Recorded data
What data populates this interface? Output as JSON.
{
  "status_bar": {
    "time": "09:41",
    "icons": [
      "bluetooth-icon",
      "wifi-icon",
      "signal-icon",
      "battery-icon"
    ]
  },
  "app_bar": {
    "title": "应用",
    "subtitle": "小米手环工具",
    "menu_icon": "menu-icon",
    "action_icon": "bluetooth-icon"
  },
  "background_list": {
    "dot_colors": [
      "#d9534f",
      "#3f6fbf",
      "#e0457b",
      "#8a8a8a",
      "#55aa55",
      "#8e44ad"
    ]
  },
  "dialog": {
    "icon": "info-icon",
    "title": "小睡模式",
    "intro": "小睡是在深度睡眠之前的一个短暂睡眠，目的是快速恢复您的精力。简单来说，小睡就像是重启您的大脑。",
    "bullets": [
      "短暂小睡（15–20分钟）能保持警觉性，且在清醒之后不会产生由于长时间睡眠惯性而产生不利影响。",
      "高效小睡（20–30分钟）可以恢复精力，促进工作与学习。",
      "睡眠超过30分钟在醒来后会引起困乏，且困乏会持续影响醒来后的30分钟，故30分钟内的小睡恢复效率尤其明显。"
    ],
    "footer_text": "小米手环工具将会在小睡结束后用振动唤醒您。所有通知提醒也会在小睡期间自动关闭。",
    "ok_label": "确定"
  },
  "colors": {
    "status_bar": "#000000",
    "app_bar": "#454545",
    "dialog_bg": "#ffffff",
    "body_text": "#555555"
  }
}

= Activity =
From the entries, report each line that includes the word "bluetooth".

= Result of the task =
      "bluetooth-icon",
    "action_icon": "bluetooth-icon"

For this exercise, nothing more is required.